What is needed — Exact copy, no pictures: set down every entry below as written.

^^^^^^^^^^^^^^^^

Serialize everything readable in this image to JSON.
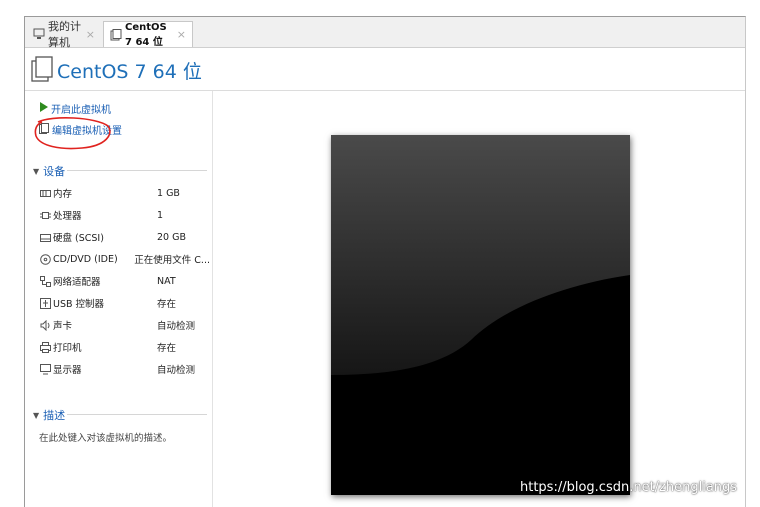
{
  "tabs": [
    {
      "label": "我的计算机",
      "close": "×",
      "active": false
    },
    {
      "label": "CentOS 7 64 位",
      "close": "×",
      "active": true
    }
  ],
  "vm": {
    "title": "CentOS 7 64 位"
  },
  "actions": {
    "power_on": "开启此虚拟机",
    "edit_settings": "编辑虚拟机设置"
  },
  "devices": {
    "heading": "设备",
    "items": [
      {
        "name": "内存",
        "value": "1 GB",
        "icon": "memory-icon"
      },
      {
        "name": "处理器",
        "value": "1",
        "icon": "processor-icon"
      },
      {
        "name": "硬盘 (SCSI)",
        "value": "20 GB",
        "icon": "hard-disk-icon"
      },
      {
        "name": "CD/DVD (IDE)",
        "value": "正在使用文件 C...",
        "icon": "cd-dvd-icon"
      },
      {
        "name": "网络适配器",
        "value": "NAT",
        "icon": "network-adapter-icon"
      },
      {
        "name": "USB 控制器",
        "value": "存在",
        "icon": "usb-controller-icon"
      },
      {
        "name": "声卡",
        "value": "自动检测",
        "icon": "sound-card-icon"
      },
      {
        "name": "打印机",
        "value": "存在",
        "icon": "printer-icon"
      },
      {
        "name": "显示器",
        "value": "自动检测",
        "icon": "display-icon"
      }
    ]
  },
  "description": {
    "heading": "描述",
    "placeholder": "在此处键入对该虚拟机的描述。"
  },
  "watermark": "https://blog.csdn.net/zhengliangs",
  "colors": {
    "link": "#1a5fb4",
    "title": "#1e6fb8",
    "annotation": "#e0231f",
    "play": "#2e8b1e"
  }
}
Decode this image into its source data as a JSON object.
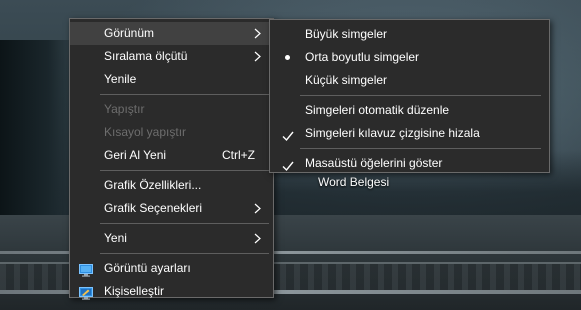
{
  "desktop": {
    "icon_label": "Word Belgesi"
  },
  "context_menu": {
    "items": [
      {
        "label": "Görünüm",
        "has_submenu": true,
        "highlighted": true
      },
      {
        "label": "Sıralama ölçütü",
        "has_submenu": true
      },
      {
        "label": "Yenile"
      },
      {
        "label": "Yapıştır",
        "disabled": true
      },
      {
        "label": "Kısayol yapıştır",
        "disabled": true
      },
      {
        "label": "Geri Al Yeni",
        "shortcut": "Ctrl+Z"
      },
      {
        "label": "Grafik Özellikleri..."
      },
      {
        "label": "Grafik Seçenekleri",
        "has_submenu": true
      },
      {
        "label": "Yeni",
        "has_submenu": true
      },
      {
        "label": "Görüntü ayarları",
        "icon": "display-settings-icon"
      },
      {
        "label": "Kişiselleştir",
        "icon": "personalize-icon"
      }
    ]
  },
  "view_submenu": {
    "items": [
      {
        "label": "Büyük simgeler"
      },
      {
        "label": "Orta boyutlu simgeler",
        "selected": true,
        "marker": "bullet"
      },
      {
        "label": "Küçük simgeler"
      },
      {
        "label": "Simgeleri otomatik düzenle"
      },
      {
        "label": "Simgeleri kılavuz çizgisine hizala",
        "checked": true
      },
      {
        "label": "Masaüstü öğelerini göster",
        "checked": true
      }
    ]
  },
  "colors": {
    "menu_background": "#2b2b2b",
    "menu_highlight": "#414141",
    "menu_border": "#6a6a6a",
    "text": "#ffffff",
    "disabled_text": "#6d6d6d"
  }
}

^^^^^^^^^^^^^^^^

Exercise output —
Serialize everything readable in this image to JSON.
{
  "tabs": [
    {
      "label": "我的计算机",
      "close": "×",
      "active": false
    },
    {
      "label": "CentOS 7 64 位",
      "close": "×",
      "active": true
    }
  ],
  "vm": {
    "title": "CentOS 7 64 位"
  },
  "actions": {
    "power_on": "开启此虚拟机",
    "edit_settings": "编辑虚拟机设置"
  },
  "devices": {
    "heading": "设备",
    "items": [
      {
        "name": "内存",
        "value": "1 GB",
        "icon": "memory-icon"
      },
      {
        "name": "处理器",
        "value": "1",
        "icon": "processor-icon"
      },
      {
        "name": "硬盘 (SCSI)",
        "value": "20 GB",
        "icon": "hard-disk-icon"
      },
      {
        "name": "CD/DVD (IDE)",
        "value": "正在使用文件 C...",
        "icon": "cd-dvd-icon"
      },
      {
        "name": "网络适配器",
        "value": "NAT",
        "icon": "network-adapter-icon"
      },
      {
        "name": "USB 控制器",
        "value": "存在",
        "icon": "usb-controller-icon"
      },
      {
        "name": "声卡",
        "value": "自动检测",
        "icon": "sound-card-icon"
      },
      {
        "name": "打印机",
        "value": "存在",
        "icon": "printer-icon"
      },
      {
        "name": "显示器",
        "value": "自动检测",
        "icon": "display-icon"
      }
    ]
  },
  "description": {
    "heading": "描述",
    "placeholder": "在此处键入对该虚拟机的描述。"
  },
  "watermark": "https://blog.csdn.net/zhengliangs",
  "colors": {
    "link": "#1a5fb4",
    "title": "#1e6fb8",
    "annotation": "#e0231f",
    "play": "#2e8b1e"
  }
}
Decode this image into its source data as a JSON object.
{
  "desktop": {
    "icon_label": "Word Belgesi"
  },
  "context_menu": {
    "items": [
      {
        "label": "Görünüm",
        "has_submenu": true,
        "highlighted": true
      },
      {
        "label": "Sıralama ölçütü",
        "has_submenu": true
      },
      {
        "label": "Yenile"
      },
      {
        "label": "Yapıştır",
        "disabled": true
      },
      {
        "label": "Kısayol yapıştır",
        "disabled": true
      },
      {
        "label": "Geri Al Yeni",
        "shortcut": "Ctrl+Z"
      },
      {
        "label": "Grafik Özellikleri..."
      },
      {
        "label": "Grafik Seçenekleri",
        "has_submenu": true
      },
      {
        "label": "Yeni",
        "has_submenu": true
      },
      {
        "label": "Görüntü ayarları",
        "icon": "display-settings-icon"
      },
      {
        "label": "Kişiselleştir",
        "icon": "personalize-icon"
      }
    ]
  },
  "view_submenu": {
    "items": [
      {
        "label": "Büyük simgeler"
      },
      {
        "label": "Orta boyutlu simgeler",
        "selected": true,
        "marker": "bullet"
      },
      {
        "label": "Küçük simgeler"
      },
      {
        "label": "Simgeleri otomatik düzenle"
      },
      {
        "label": "Simgeleri kılavuz çizgisine hizala",
        "checked": true
      },
      {
        "label": "Masaüstü öğelerini göster",
        "checked": true
      }
    ]
  },
  "colors": {
    "menu_background": "#2b2b2b",
    "menu_highlight": "#414141",
    "menu_border": "#6a6a6a",
    "text": "#ffffff",
    "disabled_text": "#6d6d6d"
  }
}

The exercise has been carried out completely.